Lines of the material that include the string "this" should be returned.

* _Exercise input_:
[Start of section]

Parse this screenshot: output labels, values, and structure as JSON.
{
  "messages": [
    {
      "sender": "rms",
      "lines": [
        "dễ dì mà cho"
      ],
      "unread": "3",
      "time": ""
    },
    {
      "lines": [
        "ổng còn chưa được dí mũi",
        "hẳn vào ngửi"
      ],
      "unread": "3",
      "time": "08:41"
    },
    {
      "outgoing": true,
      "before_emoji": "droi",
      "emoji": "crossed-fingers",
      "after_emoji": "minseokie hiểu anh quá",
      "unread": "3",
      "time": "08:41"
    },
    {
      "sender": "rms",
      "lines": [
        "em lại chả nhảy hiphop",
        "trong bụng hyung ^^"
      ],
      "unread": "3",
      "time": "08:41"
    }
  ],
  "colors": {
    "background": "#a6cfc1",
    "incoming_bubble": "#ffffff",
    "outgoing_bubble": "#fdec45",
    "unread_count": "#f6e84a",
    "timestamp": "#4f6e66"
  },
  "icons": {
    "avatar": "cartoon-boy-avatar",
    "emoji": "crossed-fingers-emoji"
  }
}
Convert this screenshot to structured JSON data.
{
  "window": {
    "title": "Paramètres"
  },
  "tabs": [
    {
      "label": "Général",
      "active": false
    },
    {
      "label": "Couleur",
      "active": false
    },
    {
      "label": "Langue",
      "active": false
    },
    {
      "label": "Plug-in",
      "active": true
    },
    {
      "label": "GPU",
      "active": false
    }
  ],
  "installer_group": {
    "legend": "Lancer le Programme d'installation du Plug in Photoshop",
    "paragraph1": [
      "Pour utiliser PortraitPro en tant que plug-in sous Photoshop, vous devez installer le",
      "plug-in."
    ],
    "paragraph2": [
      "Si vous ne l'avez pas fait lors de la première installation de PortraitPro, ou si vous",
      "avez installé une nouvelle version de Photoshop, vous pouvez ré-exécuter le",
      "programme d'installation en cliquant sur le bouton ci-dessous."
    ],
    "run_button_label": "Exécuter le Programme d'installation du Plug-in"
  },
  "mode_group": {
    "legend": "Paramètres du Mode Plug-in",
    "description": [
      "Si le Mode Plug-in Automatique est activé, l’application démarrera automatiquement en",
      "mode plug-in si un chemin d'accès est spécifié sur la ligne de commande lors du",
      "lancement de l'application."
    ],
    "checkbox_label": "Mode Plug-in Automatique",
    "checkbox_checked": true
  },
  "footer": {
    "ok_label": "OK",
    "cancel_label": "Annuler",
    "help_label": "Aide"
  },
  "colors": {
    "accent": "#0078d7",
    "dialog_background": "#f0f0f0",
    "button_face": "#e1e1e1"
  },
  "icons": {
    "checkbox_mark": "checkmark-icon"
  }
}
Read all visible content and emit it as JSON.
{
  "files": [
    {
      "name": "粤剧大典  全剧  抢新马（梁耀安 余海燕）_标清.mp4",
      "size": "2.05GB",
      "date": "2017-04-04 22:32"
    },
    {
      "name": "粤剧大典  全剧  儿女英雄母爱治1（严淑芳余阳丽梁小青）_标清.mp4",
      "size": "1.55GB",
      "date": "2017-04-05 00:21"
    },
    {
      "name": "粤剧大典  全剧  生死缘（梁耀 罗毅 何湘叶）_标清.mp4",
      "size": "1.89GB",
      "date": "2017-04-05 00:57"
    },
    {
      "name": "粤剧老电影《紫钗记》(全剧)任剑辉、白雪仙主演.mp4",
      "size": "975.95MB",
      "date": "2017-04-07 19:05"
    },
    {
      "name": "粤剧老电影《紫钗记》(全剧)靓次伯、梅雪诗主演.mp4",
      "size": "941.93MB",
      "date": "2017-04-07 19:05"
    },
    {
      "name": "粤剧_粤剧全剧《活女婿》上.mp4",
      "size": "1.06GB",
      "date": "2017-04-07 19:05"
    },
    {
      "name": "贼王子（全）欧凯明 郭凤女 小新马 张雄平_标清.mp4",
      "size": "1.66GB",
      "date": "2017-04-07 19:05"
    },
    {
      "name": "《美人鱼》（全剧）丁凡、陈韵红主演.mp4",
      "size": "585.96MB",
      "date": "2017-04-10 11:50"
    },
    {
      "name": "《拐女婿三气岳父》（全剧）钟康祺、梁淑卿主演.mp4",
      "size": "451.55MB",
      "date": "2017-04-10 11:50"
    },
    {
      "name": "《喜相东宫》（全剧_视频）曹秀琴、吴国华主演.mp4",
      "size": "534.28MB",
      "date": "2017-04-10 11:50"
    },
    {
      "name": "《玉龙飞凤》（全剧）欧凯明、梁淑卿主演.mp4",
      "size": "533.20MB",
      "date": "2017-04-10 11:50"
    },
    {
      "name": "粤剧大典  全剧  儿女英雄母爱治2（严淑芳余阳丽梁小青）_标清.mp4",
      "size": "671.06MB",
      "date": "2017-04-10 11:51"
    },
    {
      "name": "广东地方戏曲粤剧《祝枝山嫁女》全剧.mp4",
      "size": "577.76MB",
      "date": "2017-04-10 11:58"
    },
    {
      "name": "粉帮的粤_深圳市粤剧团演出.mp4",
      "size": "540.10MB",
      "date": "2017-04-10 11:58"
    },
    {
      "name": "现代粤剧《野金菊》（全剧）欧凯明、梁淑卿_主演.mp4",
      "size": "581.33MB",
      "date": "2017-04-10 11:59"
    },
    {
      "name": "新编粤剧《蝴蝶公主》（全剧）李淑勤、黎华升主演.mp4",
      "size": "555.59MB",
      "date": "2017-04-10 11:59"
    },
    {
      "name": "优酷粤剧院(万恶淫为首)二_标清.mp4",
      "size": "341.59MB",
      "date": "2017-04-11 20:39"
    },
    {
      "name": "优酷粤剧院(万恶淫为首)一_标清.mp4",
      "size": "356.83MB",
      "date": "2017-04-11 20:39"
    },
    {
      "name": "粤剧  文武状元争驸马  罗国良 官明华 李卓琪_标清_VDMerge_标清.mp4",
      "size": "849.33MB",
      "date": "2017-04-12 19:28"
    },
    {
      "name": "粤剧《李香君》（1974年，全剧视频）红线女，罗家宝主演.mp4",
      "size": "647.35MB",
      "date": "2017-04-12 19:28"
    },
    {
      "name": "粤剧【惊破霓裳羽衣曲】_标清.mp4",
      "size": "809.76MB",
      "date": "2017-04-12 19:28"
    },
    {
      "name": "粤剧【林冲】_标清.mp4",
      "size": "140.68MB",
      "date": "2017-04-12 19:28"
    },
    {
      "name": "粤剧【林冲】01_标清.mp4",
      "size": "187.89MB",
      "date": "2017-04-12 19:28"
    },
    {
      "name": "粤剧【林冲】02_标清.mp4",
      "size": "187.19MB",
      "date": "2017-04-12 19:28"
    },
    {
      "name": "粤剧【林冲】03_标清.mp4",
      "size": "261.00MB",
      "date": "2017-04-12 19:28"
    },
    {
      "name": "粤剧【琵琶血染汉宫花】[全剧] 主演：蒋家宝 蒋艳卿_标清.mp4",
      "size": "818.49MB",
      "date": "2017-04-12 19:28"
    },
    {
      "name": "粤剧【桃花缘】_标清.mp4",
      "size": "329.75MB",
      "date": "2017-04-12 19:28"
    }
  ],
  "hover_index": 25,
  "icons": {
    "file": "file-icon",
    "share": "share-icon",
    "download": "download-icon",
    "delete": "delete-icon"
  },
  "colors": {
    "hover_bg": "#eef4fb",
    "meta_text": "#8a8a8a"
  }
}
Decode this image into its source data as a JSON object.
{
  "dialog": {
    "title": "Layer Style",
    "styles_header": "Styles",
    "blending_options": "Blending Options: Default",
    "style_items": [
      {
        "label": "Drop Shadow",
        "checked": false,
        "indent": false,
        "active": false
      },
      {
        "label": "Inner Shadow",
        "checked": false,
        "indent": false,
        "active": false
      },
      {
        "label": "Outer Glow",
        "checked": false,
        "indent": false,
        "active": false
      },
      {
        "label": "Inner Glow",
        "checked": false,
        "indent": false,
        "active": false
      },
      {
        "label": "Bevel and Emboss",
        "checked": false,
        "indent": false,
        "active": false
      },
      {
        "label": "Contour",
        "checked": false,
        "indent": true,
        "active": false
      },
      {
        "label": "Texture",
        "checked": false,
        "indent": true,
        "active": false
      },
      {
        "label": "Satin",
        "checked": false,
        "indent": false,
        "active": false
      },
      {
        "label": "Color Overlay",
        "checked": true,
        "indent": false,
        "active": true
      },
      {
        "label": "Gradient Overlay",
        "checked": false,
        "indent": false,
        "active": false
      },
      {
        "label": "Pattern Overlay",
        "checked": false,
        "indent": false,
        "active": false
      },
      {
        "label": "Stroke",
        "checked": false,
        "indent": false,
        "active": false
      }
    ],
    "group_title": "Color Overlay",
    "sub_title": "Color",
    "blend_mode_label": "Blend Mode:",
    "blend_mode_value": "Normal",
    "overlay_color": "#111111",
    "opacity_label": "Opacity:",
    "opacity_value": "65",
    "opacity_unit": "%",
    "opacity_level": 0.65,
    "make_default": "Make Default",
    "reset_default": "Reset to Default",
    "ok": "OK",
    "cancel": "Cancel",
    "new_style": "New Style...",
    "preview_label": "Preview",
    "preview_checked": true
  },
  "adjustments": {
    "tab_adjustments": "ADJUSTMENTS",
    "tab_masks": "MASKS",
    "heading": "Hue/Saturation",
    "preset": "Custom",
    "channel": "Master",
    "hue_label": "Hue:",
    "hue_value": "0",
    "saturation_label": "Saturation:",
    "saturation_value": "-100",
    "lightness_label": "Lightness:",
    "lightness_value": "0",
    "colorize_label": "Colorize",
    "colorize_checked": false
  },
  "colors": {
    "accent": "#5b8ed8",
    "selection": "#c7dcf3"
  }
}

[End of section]

* _Exercise result_:
Parse this screenshot: output labels, values, and structure as JSON.
Convert this screenshot to structured JSON data.
Decode this image into its source data as a JSON object.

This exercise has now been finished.